The biggest difference is that along with two men, the plot has to two stuck in the car as they go to each town. Thankfully, the script allows for fun moments without seemingly too comedic. It's likely how the dialogue would have gone down with me if I was thrown into this situation. It's more natural then a lot of stories that probably would have skipped to the race relations' stuff. 

The winning combination is the two leads Viggo Mortensen and Mahershala Ali. They both had challenging roles as they could have fallen into the stereotype trap. But thanks to a good script, both actors embrace their personas and make each of their characters more human by making them both susceptible to each others suggestions. This isn't a story where everything is changed, but that's also the idea. Its about tolerance rather then acceptance. Both are clear about each others differences, but still find ways to become friends. It's never boring and even leads into jokes that I found funnier then a lot of regular comedies. It's just a nice film overall.

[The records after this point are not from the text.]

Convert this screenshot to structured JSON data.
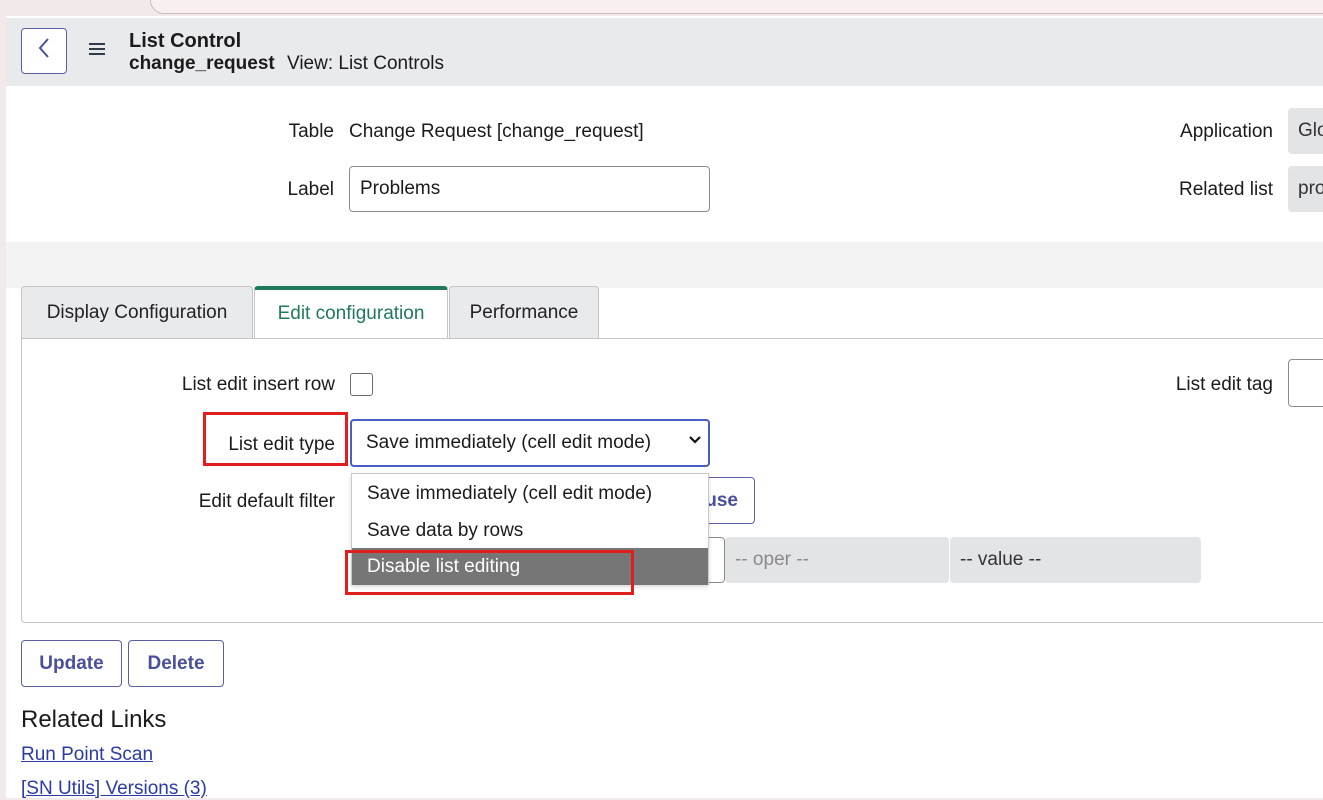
{
  "header": {
    "back_icon": "chevron-left-icon",
    "menu_icon": "hamburger-menu-icon",
    "title": "List Control",
    "record": "change_request",
    "view": "View: List Controls"
  },
  "form": {
    "table_label": "Table",
    "table_value": "Change Request [change_request]",
    "label_label": "Label",
    "label_value": "Problems",
    "application_label": "Application",
    "application_value": "Glo",
    "related_list_label": "Related list",
    "related_list_value": "pro"
  },
  "tabs": [
    {
      "label": "Display Configuration",
      "active": false
    },
    {
      "label": "Edit configuration",
      "active": true
    },
    {
      "label": "Performance",
      "active": false
    }
  ],
  "edit_config": {
    "insert_row_label": "List edit insert row",
    "insert_row_checked": false,
    "edit_tag_label": "List edit tag",
    "edit_type_label": "List edit type",
    "edit_type_selected": "Save immediately (cell edit mode)",
    "edit_type_options": [
      "Save immediately (cell edit mode)",
      "Save data by rows",
      "Disable list editing"
    ],
    "highlighted_option": "Disable list editing",
    "default_filter_label": "Edit default filter",
    "partial_button_text": "use",
    "oper_placeholder": "-- oper --",
    "value_placeholder": "-- value --"
  },
  "actions": {
    "update": "Update",
    "delete": "Delete"
  },
  "related_links": {
    "heading": "Related Links",
    "links": [
      "Run Point Scan",
      "[SN Utils] Versions (3)"
    ]
  },
  "colors": {
    "accent": "#1f7a5a",
    "button_border": "#5a5fa8",
    "highlight_red": "#e01e1e",
    "option_highlight": "#767676"
  }
}
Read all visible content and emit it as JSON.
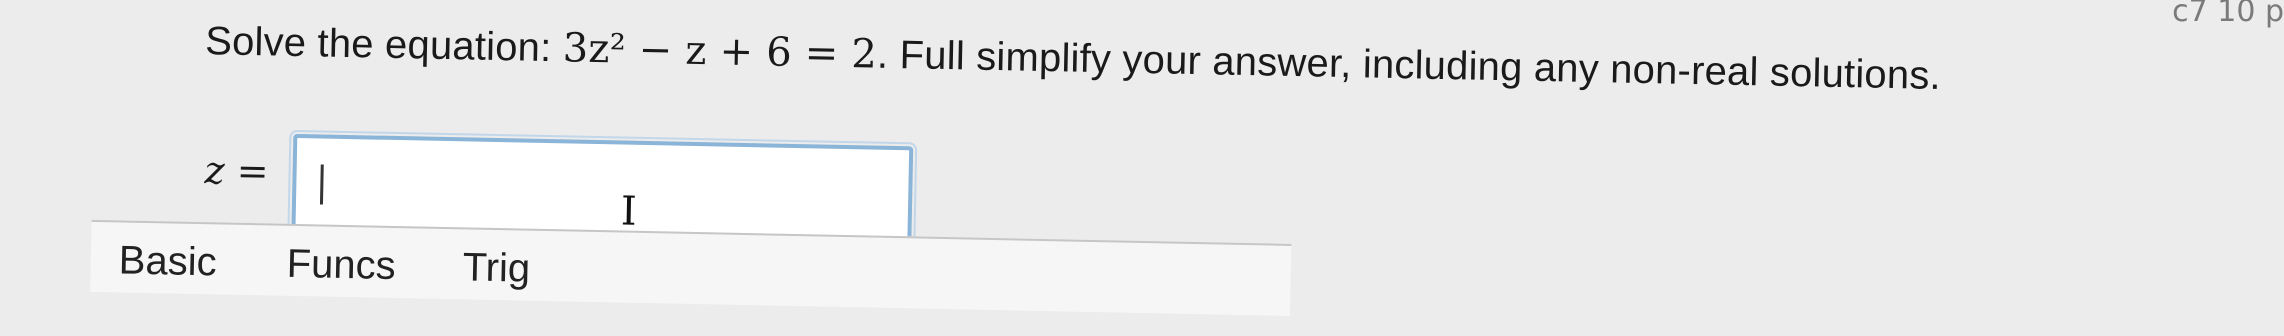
{
  "question": {
    "prefix": "Solve the equation: ",
    "equation": "3z² − z + 6 = 2",
    "suffix": ". Full simplify your answer, including any non-real solutions."
  },
  "answer": {
    "label": "z =",
    "value": ""
  },
  "toolbar": {
    "tabs": [
      "Basic",
      "Funcs",
      "Trig"
    ]
  },
  "corner_fragment": "c7 10 p",
  "colors": {
    "input_border": "#8ab4d8",
    "page_background": "#ececec"
  }
}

I'll give this five green books out of five. I still have more award movies to watch, but I can see this playing over well during the holiday season. This is a kind of movie that isn't made too often, but need more of. Just movies that feel like pleasant conversations you'd have with any friend. This is a definite recommendation.